Imagine a 20-carat gold nugget so light it could sit atop the foam on your cappuccino. That's what materials scientists in Switzerland have created. The nugget is actually an aerogel, a three-dimensional gold mesh consisting mostly of pores and is the lightest form of gold created.

The motivation behind the work, which took 18 months, was not only to produce a protein-based aerogel that could compare with cellulose or carbon nanotubes or even graphene aerogels, but also to exploit the possibility of using nanometer-fine protein fibers to synthesize in-situ gold nanoparticles and microcrystals. That’s according to Raffaele Mezzenga, a physicist and materials scientist at ETH Zurich and professor of food and soft materials.

Raffaele Mezzenga, a physicist and materials scientist at ETH ZurichRaffaele Mezzenga, a physicist and materials scientist at ETH Zurich“The result was a new form of gold aerogel with visual properties practically identical to real bulk gold, but with densities thousands of times lighter and unprecedented physical properties,” he says.

The gold aerogel even has a metallic shine. But in contrast to solid gold, the aerogel form is soft and malleable and lightweight. That’s because it consists of 98 parts air and two parts solid material, of which about four-fifths are gold and less than one-fifth is super-fine milk protein fibers, called amyloid fibrils. This corresponds to around 20 carat gold.

Developing this new gold proved to be about as time consuming as panning for it. First, the researchers heated milk proteins to produce the protein fibers from which they then produced a solution of gold salt. The protein fibers commingled into a basic structure as the gold crystallized into tiny particles, resulting in a gel-like gold fiber network.

Drying Challenge

A major challenge was figuring out how to dry this structure of protein fibers and gold particles without destroying it. Air drying wasn’t considered a sufficiently robust technique.

Instead, researchers opted for a method using carbon dioxide. “We used supercritical CO2 in a 100bar high-pressure environment, since the CO2 is then soluble with the alcohol used yet highly volatile when pressure is released,” Mezzenga says.

Using a process in which gold particles are crystallized directly during manufacture of the aerogel protein structure, rather than added to an existing scaffold, is new and comes with an advantage. It makes it easy to obtain a homogeneous gold aerogel that perfectly mimics gold alloys.

Manifold Applications

The new material could prove useful in many applications where gold is currently being used.

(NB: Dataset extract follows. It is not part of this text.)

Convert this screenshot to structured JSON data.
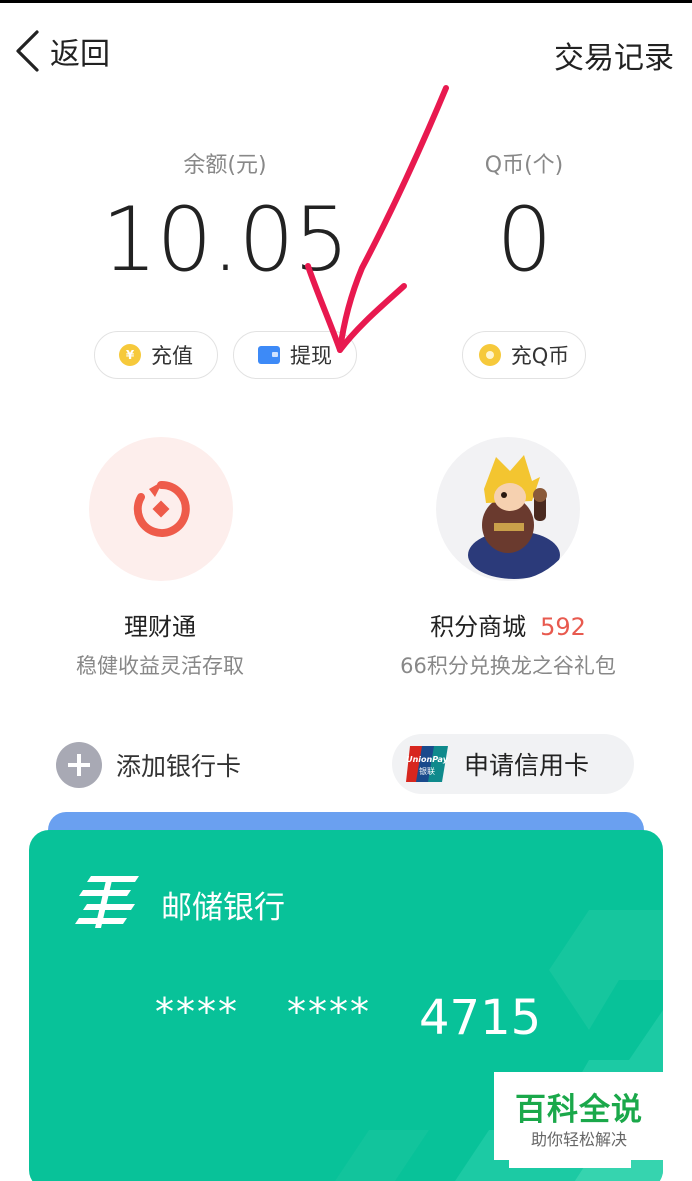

One such application is in foods. “Because the material is formed by air, protein and gold, and gold is an approved food ingredient, one could think of several applications in the culinary industry; for example, chocolates, desserts and other dishes,” he says.

But applications extend well beyond the food industry. “An obvious application has to be in catalysis where the highly porous nature of this new type of gold perfectly suits the technological needs,” he says. “Another possibility is in optics, since gold nanoparticles and nanocrystals have plasmonic properties that bulk gold does not possess.”

As far as jewelry goes, however, this version isn’t likely to show up in watches, rings or gold necklaces anytime soon. But the possibilities may be intriguing. “This new material can be varied in content to fully meet jewelry standards of 18 carats or more while controlling the color of the gold and its density,” says Mezzenga. “Because of its light density, one could fill up huge volumes of solids with 18-carat gold; previously the cost of doing this would have been unaffordable.”